He’s a science geek who in the 1990s was director of the National Science Foundation. In that role, Massey oversaw a controversial $205 million research project — the Laser Interferometer Gravitational-Wave Observatory — that resulted in a massive discovery: gravitational ripples created by black holes colliding. The research opened doors to understanding the cosmos.

He’s also spent his career teaching science and in top leadership roles at universities, including at School of the Art Institute, where he’s now part-time chancellor.

A winter White House Thanksgiving

Sugar Rautbord (left) and Arianna Huffington | Provided photo

Sugar Rautbord (left) and Arianna Huffington | Provided photo

Sugar Rautbord, a society connector and civic organizer in Chicago, is headed to Palm Beach for Thanksgiving and has been invited to stop by The Mar-a-Lago Club to say hello to her friends, the Trumps.

“We’ve known each other for 30 years,” Rautbord says of President-elect Donald Trump. Her son attended The Hill School boarding school in Pennsylvania, where his older sons also attended. And Rautbord helped run public relations and marketing for construction of the Trump International Hotel and Tower in Chicago.

During the contentious presidential campaign, Rautbord was among the few notable names in town to acknowledge supporting the GOP candidate.

“There was an attitude in the very Democratic city of Chicago that you shouldn’t be for Trump,” says Rautbord, who in 2008 supported President Barack Obama.

Early in the campaign, Rautbord, the author of three novels, published a piece on Mar-a-Lago as the “Winter White House” in the Huffington Post.
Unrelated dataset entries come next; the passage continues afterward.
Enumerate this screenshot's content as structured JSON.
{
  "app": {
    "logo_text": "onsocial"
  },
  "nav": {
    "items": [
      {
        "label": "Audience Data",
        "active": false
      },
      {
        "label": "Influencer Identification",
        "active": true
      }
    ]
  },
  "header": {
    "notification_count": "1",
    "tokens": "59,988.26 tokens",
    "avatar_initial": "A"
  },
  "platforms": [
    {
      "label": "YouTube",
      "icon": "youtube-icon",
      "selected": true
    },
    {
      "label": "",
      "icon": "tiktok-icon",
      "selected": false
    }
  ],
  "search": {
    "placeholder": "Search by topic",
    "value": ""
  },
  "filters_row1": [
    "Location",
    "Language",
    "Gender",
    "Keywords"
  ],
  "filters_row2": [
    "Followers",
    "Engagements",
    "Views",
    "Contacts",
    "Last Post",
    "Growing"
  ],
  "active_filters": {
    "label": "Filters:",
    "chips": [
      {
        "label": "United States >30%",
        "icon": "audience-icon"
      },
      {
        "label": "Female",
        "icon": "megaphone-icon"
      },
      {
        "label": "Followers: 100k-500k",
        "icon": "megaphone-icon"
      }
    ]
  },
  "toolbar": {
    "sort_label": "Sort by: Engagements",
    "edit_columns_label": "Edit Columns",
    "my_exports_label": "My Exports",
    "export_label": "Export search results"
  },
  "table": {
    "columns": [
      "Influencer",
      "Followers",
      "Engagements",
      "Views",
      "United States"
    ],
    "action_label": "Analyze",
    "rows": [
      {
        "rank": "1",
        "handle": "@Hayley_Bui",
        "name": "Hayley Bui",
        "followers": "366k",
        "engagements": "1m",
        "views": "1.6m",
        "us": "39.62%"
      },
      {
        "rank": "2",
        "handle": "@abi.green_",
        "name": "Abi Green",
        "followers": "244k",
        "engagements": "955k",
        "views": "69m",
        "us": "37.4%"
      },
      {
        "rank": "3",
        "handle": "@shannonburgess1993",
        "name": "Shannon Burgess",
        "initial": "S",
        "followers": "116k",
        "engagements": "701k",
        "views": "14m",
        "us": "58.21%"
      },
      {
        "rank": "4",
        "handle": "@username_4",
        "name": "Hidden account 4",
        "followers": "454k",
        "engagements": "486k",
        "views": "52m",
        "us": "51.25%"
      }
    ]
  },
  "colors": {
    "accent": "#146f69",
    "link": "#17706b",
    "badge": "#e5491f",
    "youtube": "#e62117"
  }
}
Arianna Huffington is another pal.

In September, Rautbord helped organize an uber private party at the home of former Fruit of the Loom CEO Bill Farley and his wife, Shelley. The headliner was Ivanka Trump, and attendees included businessman and Trump fundraiser Ron Gidwitz and former Chicago Bears coach Mike Ditka.

Read more Taking Names at shiakapos.com.

The Latest
NFL
The team has a waiting list of 140,000 for 81,441-seat Lambeau Field, which means a long time on the list.
Lesly Morales has been missing since late April, family said.
The Committee on Public Safety approved the mayor’s ordinance by a comfortable vote of 14 to 3 that did not reflect the barrage of concerns raised about a crackdown roundly condemned as a toothless and desperate headline-grabber that will have no impact on youth violence.
“I truly believe the greatest symbol of evil in our time is a child lying in a casket, slaughtered by violence. How many people have to die and children slaughtered before we say, ‘Enough!?’ ”
We spoke with four Chicago college students graduating this year about how the pandemic shook up their college experiences, their finances and their mental health.